The margarita is a cocktail that celebrates fresh and vibrant flavors like the raw and untamed beauty of a 100% agave blanco Tequila, fresh squeezed lime juice, and an orange liqueur that is also free of wood aging.
We owe a debt of gratitude to the Count Negroni (yes, he was a real guy – see the story) for altering the classic Americano and creating the cocktail that bears his name. Again this is a great classic cocktail that is built with just three ingredients:
Campari, Sweet Vermouth, and Gin.
It can be served up but I am partial to the Negroni being served on ice with a generous strip of fresh orange peel.
The Negroni classically calls for its three ingredients to be dosing in equal measure. In modern times many bartenders have modified the drink to feature Gin opting for a larger portion of the juniper-laced spirit. I prefer the classic and go with an once and a half of each ingredient.
French 75 (recipe)
The French 75 is a classic cocktail that is scandalously under-served. Perhaps it’s not glitzy enough – I disagree – or perhaps it’s because some bars have a problem keeping sparkling wine fresh and carbonated.
The French 75 is a cocktail that is apptreciated by all from the cocktail novice to the pro. Every single time I have introduced this cocktail to bar staff and servers they have always had an instant love affair with the French 75.
It’s easy to construct and it is a perfect aperitif to serve for guests to open your dinner party. You can get six French 75s from a single bottle of Champagne or sparkling wine and the other ingredients can easily be batched making quick to construct in front of your guests. On most occasion a quality, dry Prosecco will suffice but the drink is actually better when you use a dry Champagne. A decent non-vintage Champagne will cost you $25 to $30 a bottle but it’s worth it.

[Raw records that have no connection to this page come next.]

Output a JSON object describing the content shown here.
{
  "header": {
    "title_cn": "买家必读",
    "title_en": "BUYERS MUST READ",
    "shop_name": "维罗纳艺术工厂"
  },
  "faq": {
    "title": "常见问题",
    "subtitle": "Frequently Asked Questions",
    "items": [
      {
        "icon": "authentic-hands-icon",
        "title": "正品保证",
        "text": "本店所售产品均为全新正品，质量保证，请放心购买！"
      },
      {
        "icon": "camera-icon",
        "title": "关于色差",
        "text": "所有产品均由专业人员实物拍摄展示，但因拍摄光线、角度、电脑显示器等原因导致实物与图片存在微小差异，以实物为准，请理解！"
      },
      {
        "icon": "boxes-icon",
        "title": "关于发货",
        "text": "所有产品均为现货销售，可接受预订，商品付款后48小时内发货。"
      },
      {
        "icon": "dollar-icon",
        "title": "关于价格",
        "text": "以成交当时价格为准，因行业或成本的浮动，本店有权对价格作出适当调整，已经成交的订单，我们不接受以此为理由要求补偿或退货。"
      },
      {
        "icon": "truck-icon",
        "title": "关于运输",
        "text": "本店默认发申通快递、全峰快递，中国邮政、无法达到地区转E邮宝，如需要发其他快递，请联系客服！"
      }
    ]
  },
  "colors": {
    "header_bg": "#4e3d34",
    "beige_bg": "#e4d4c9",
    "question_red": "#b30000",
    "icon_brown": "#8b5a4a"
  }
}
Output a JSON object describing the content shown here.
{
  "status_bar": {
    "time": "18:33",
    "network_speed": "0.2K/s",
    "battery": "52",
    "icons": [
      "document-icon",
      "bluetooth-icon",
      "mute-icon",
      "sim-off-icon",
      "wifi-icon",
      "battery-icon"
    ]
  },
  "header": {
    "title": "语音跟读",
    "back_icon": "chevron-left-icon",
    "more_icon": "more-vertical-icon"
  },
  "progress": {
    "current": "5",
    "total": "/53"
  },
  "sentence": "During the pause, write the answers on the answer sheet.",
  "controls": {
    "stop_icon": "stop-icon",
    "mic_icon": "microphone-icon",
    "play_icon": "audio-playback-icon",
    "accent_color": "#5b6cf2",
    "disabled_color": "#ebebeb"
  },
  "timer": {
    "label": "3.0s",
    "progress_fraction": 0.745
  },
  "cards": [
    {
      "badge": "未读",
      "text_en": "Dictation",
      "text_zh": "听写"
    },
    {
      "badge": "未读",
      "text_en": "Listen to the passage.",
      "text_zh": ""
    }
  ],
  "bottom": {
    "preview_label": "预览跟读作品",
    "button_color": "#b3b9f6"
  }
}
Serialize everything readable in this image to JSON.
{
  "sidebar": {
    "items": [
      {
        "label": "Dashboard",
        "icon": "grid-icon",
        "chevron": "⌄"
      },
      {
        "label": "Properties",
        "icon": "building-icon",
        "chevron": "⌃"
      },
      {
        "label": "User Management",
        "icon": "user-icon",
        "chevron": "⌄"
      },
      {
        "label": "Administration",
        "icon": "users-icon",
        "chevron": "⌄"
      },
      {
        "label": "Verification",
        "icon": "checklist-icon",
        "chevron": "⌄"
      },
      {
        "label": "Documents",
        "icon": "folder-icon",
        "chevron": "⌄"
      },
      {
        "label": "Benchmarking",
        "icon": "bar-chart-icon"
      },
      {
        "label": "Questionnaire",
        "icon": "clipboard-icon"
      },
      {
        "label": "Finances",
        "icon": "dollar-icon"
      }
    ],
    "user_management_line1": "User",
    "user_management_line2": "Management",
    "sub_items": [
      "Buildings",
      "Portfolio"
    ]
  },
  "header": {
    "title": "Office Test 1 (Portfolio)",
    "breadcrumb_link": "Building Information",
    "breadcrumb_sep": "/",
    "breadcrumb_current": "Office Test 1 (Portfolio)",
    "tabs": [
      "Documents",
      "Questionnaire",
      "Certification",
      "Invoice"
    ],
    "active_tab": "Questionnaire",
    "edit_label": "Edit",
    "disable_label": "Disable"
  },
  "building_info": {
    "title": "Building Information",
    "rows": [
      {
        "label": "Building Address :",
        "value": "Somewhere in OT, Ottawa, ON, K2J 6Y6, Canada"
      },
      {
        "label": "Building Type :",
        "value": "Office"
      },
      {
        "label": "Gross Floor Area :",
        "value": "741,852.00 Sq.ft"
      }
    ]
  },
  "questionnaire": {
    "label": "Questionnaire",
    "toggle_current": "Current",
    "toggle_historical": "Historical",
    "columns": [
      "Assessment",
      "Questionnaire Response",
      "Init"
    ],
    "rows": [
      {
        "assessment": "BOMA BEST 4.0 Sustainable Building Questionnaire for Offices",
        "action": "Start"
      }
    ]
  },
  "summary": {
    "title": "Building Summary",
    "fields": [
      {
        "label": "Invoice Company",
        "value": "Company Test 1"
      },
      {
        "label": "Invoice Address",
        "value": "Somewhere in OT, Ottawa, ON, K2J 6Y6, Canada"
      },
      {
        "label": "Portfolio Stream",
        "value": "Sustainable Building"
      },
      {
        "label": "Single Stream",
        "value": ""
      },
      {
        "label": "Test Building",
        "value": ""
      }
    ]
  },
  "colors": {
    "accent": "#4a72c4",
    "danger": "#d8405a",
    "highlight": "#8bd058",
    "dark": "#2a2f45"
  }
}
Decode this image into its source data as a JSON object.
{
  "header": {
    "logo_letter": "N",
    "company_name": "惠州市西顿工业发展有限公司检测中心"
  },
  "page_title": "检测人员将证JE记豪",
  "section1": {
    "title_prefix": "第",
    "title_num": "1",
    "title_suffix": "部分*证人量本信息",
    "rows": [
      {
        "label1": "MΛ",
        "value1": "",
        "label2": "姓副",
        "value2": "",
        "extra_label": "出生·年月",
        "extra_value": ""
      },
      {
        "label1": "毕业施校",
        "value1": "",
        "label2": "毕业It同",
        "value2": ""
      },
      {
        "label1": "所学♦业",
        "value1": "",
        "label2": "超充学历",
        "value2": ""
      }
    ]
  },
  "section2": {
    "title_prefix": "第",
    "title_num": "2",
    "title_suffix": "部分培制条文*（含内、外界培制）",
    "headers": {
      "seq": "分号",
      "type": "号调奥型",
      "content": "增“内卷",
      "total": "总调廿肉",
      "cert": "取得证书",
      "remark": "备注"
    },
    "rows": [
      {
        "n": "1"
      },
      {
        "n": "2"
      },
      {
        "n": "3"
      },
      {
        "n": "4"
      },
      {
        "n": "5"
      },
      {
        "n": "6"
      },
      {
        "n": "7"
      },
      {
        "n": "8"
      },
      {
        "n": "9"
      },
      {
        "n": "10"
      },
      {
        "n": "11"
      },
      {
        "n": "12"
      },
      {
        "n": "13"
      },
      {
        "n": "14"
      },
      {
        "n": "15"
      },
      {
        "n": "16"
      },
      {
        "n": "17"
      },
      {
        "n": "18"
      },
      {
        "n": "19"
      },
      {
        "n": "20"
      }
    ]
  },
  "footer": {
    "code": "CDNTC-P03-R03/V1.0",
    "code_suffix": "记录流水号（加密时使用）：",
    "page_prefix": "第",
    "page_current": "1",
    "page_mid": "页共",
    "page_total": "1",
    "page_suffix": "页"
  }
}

I hope that this has inspired you to shake-up some classic cocktails of your own at home.